Tonight’s presidential debate will be the first time candidates Hillary Clinton and Donald Trump will be asked at length about the Supreme Court on a stage together. This is surprising, given that the future of the Supreme Court is unquestionably at stake in this election.
For now, one thing is clear: federal courts have played a key role in upholding the fundamental right to vote for all people this November and in ensuring that states abide by the Constitution.
It’s time for reformers to focus not just on the corporate scammers, but on the court decisions that so greatly decreased the risks of scamming.
Senate Majority Leader Mitch McConnell — with the help of his caucus, including Sen. Pat Toomey — is content to pervert the law to serve his partisan political ends: the hope that a Republican will be elected the next president and nominate a conservative justice to preserve the court's rightward tilt.
Racial bias in the criminal justice system, the growing political power of minority voters, and the accountability of predatory banks are at the center of this term’s most interesting cases.

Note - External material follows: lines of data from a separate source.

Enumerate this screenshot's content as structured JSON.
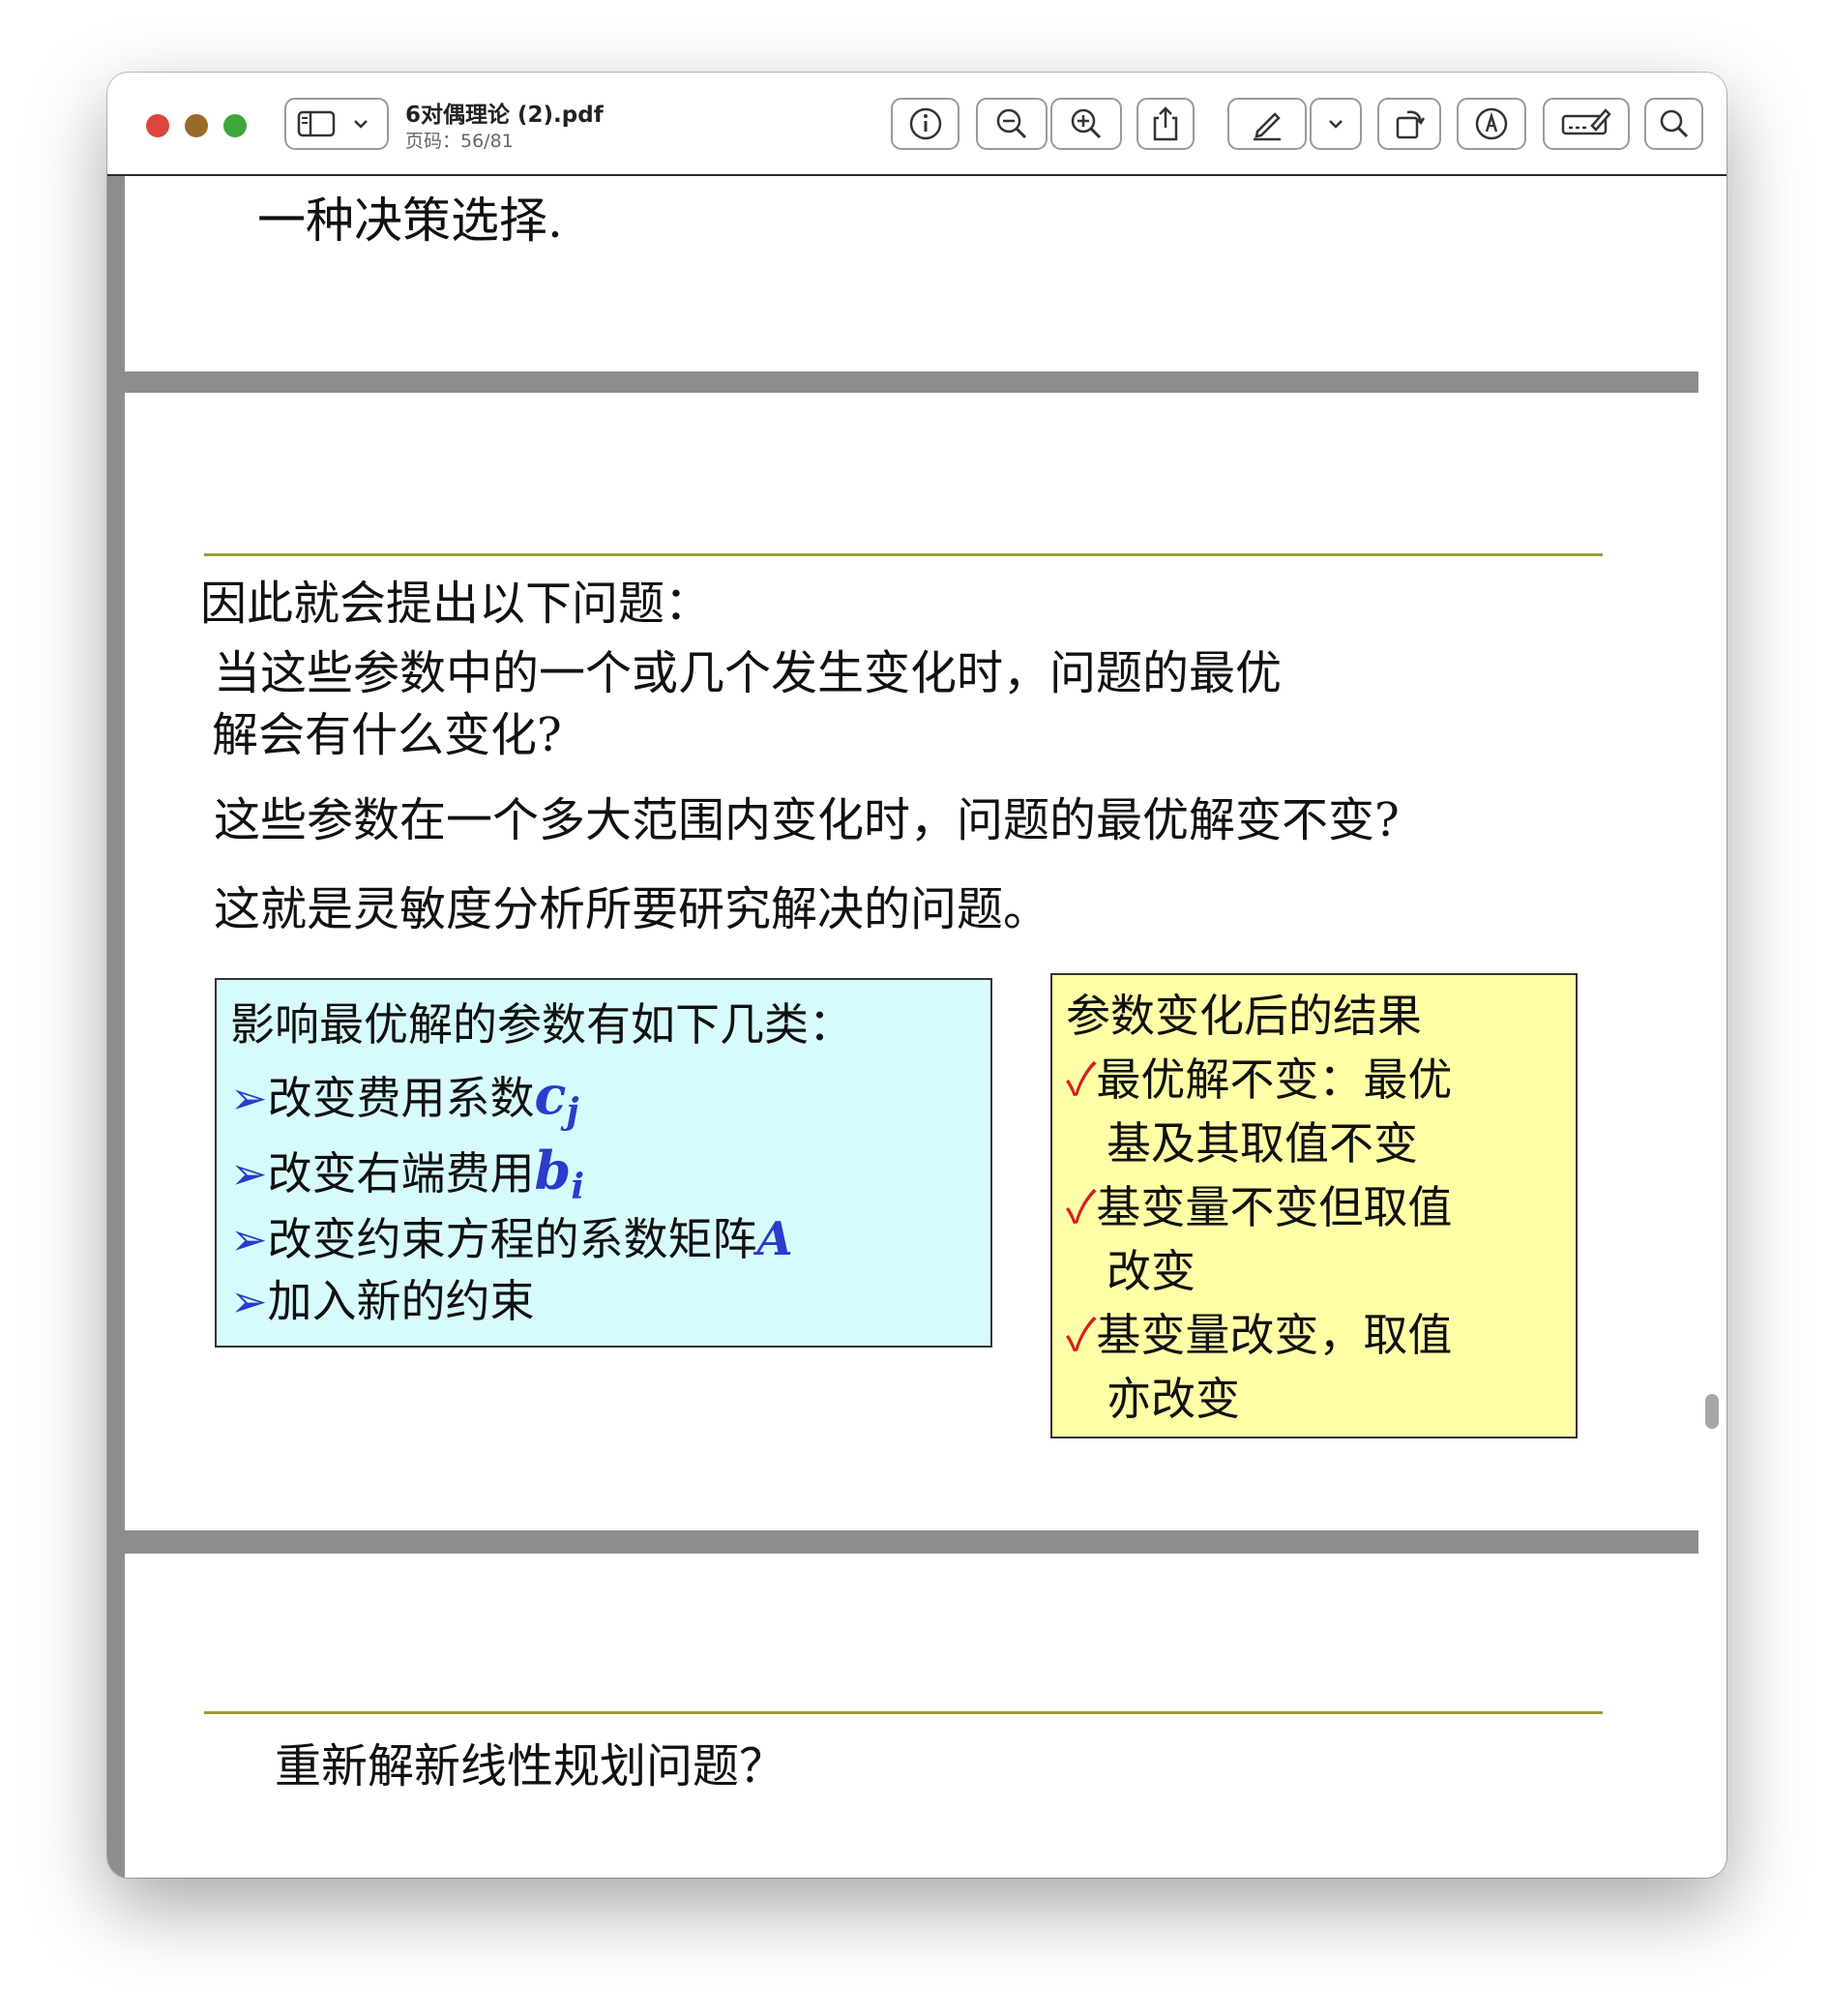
{
  "window": {
    "doc_title": "6对偶理论 (2).pdf",
    "page_indicator": "页码：56/81"
  },
  "page_prev": {
    "text": "一种决策选择."
  },
  "page_current": {
    "heading": "因此就会提出以下问题：",
    "q1_line1": "当这些参数中的一个或几个发生变化时，问题的最优",
    "q1_line2": "解会有什么变化?",
    "q2": "这些参数在一个多大范围内变化时，问题的最优解变不变?",
    "q3": "这就是灵敏度分析所要研究解决的问题。",
    "left_box": {
      "title": "影响最优解的参数有如下几类：",
      "arrow": "➢",
      "items": [
        {
          "text": "改变费用系数",
          "var": "c",
          "sub": "j"
        },
        {
          "text": "改变右端费用",
          "var": "b",
          "sub": "i"
        },
        {
          "text": "改变约束方程的系数矩阵",
          "var": "A",
          "sub": ""
        },
        {
          "text": "加入新的约束",
          "var": "",
          "sub": ""
        }
      ]
    },
    "right_box": {
      "title": "参数变化后的结果",
      "check": "✓",
      "items": [
        {
          "line1": "最优解不变：最优",
          "line2": "基及其取值不变"
        },
        {
          "line1": "基变量不变但取值",
          "line2": "改变"
        },
        {
          "line1": "基变量改变，取值",
          "line2": "亦改变"
        }
      ]
    }
  },
  "page_next": {
    "text": "重新解新线性规划问题？"
  },
  "colors": {
    "page_separator": "#8d8d8d",
    "rule": "#9c9a3a",
    "left_box_bg": "#d7fbfd",
    "right_box_bg": "#fffea6",
    "accent_blue": "#2c3bc9",
    "check_red": "#d42020"
  }
}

A new Supreme Court term begins this week without a ninth Justice, and – unlike Senate Republicans who continue to refuse to do their jobs and give the President’s nominee a hearing and a vote – the eight Justices currently on the Court still need to do their jobs to the extent they are able to. After all, a number of significant cases are on the Court’s docket this term. They may lack the blockbuster status of some cases in previous terms, but they still raise important issues that are central to who we are as a nation.
As we celebrate Constitution Week this year, let’s remind ourselves and our public officials of the staggering achievement of that extraordinary founding document signed 229 years ago, and the later generations of Americans who worked to make it even more faithful to our founding values. Remembering our Constitution’s progress and promise, and the system of justice we need to make it a reality, has never been more important.
The federal courts may not always be the focus of the American populace, but those courts’ decisions affect Americans every day. This election year, more so than most, that empty seat on the Supreme Court makes clear just how high the stakes are.
Any president, at any time in history, is crucial to this constitutional narrative because of his or her ability to work with the legislative branch to pass laws that enforce our constitutional guarantees and take care that those laws are faithfully executed. But this particular presidential election may be especially important because of the impact the next president is likely to have on the Supreme Court.